Krugman concludes the recent jump in the price of gold is the result of the Federal Reserve Bank’s zero interest rate policy:
Now ask the question, what has changed recently that should affect this equilibrium path? And the answer is obvious: there has been a dramatic plunge in real interest rates, as investors have come to perceive that the Lesser Depression will depress returns on investment for a long time to come:
What effect should a lower real interest rate have on the Hotelling path? The answer is that it should get flatter: investors need less price appreciation to have an incentive to hold gold.

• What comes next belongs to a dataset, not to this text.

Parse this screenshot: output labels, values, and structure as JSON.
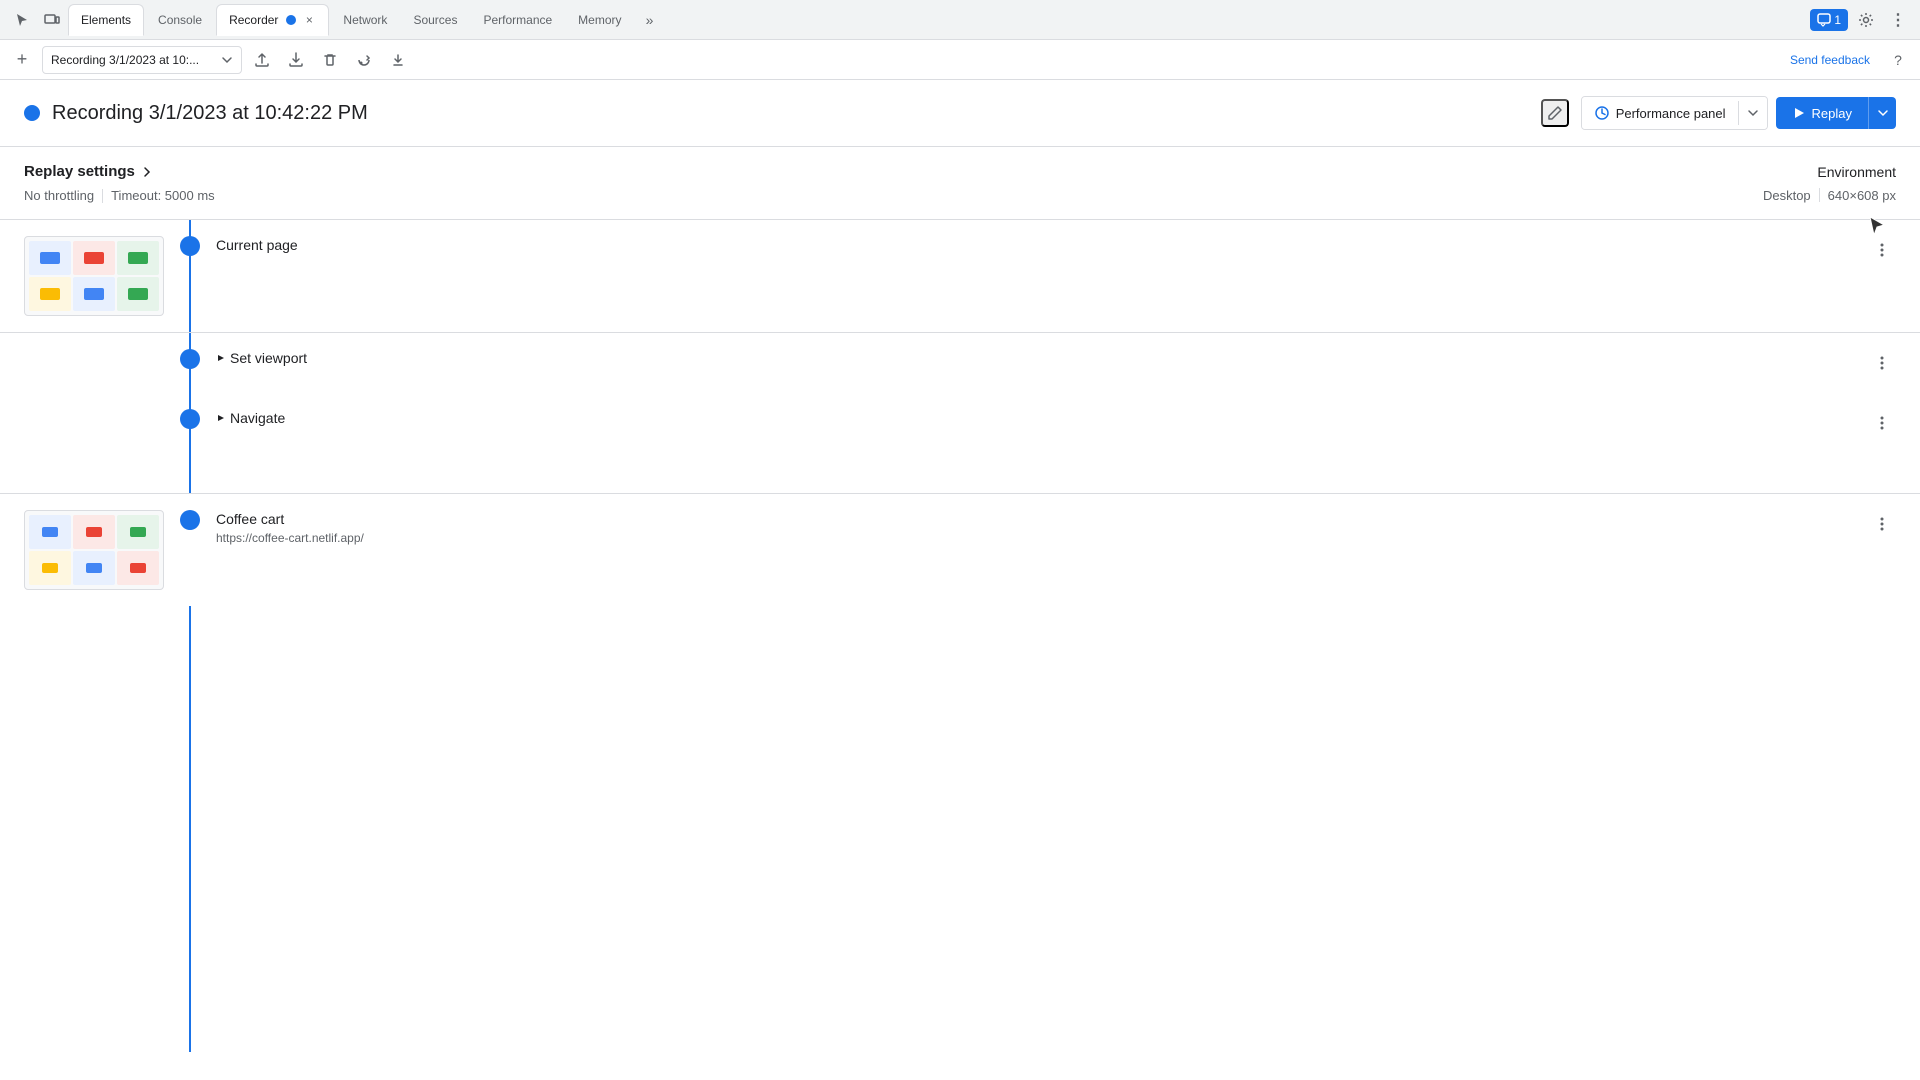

There are two things I question about this reasoning. First, the price of a troy ounce of gold has been increasing since 2001, when it hit bottom at an annual average price of $271. That means, for whatever reason having nothing to do with the Fed’s zero interest rate policy, investors have had an incentive to hold gold as its purchasing power, measured in dollars, has been rising for a decade now. Second, since in my argument, gold is playing only a passive role, the historical evidence suggests the Fed’s zero interest rate policy is being driven by the same forces that are also causing gold to appreciate in price and investors to hoard it.
Rather than driving events, the Fed’s zero interest rate policy is completely reactive. Simply stated, based on Krugman’s argument, the Fed’s zero interest rate policy is not sending capitals scurrying into gold and driving gold price higher, rather it is responding to whatever economic forces are doing this, and, driving real interest rates to an average 15% a year for the last decade — it is trying to drive real interest rates negative to reverse those forces, and to reverse the depressed return on investment.

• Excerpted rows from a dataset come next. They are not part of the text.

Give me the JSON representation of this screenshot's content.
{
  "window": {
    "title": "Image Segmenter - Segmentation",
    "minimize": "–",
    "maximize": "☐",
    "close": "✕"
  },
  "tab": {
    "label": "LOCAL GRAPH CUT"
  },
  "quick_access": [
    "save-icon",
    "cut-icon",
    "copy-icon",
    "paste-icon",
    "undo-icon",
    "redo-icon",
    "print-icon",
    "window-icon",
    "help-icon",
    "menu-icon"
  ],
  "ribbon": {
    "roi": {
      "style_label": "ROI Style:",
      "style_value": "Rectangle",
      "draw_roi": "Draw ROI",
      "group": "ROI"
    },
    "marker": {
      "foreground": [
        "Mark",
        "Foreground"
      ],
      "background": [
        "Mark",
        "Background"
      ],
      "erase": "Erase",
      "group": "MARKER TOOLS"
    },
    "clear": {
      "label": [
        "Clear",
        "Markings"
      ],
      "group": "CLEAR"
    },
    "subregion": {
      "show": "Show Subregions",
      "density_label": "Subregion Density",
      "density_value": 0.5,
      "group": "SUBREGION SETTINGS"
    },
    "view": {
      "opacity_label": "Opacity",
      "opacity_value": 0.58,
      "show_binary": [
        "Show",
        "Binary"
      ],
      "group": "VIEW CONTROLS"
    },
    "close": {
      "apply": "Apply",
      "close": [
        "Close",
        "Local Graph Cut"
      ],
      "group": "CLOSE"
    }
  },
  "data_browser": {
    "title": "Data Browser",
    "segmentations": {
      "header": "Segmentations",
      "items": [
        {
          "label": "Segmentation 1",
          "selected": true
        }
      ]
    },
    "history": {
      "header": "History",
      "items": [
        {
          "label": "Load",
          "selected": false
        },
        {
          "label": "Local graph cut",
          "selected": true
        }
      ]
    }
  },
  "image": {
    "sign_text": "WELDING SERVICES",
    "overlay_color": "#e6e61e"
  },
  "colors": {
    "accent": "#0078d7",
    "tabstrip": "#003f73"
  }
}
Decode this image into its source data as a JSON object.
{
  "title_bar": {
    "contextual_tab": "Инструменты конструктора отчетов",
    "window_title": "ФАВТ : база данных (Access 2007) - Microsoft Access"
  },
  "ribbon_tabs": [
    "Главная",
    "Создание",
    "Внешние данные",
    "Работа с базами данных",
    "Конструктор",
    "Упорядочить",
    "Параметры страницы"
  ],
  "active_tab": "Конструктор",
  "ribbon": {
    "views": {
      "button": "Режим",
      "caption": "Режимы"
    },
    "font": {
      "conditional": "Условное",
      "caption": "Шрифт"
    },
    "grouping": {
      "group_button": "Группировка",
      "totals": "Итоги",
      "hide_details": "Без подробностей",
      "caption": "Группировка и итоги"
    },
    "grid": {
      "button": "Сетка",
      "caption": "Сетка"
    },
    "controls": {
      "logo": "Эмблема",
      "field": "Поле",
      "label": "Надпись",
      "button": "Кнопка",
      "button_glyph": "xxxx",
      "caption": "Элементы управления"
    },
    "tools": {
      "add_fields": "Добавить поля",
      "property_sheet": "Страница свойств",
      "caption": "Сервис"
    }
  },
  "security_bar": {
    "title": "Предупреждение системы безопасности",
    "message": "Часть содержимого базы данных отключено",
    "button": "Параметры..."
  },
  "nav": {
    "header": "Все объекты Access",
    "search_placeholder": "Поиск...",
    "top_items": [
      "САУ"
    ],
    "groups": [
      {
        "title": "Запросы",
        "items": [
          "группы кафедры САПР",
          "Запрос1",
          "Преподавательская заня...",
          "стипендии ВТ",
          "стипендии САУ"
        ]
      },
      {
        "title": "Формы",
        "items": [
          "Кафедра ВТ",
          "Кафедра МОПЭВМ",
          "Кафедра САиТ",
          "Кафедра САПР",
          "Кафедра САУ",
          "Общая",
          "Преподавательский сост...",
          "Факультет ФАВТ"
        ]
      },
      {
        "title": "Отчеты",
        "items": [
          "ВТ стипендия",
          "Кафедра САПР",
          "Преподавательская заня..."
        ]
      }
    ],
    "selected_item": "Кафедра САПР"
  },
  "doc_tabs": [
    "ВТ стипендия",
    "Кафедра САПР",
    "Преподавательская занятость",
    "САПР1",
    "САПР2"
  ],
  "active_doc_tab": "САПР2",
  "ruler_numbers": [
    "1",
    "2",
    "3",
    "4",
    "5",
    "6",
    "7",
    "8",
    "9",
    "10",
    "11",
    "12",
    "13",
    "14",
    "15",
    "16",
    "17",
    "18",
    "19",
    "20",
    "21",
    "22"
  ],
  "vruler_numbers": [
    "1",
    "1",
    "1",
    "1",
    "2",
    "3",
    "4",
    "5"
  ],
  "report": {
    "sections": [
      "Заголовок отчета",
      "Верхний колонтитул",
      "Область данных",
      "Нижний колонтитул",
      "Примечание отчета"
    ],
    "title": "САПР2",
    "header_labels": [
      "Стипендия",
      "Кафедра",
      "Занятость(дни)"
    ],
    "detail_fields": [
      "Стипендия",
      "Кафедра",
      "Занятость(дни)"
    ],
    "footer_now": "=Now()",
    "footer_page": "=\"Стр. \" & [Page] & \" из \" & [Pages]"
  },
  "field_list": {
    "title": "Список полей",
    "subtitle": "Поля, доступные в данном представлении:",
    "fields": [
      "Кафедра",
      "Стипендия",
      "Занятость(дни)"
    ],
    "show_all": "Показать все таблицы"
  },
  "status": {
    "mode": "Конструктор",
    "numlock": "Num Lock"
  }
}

We will show why this argument falls flat on its face as well
The logic, if you think about it, is pretty intuitive: with lower interest rates, it makes more sense to hoard gold now and push its actual use further into the future, which means higher prices in the short run and the near future.
The evidence is, in fact, the exact opposite: the behavior of gold indicates the Federal Reserve’s zero interest rate policy is a failure so far (along with all the fiscal stimulus and backdoor bailouts) since, despite the effort and unprecedented scale of the various policy actions, the price of gold indicates interest rates remain stubbornly high at levels not seen since the 1970s depression. And, moreover, still increasing.
Nevertheless his string of errors in reasoning, Krugman manages to end up, Mr. Magoo-like, at what is somewhat close to the right conclusion:
…this is essentially a “real” story about gold, in which the price has risen because expected returns on other investments have fallen; it is not, repeat not, a story about inflation expectations. Not only are surging gold prices not a sign of severe inflation just around the corner, they’re actually the result of a persistently depressed economy stuck in a liquidity trap — an economy that basically faces the threat of Japanese-style deflation, not Weimar-style inflation. So people who bought gold because they believed that inflation was around the corner were right for the wrong reasons.
Krugman is correct to state rising gold price is a sign of an economy in a depression, where returns on investment have fallen flat. He is also correct to state gold is not signalling future inflation. But, Krugman arrives the correct conclusion only by making a series of Mr. Magoo-like blunders that just manage to offset each other — blunders, which, when stripped out of his argument, allow a simpler explanation for the relation between gold and real interest rates.
In the next part of this series, I will show why Krugman’s model, although arriving at something close to the truth of the matter, is nevertheless wholly wrong.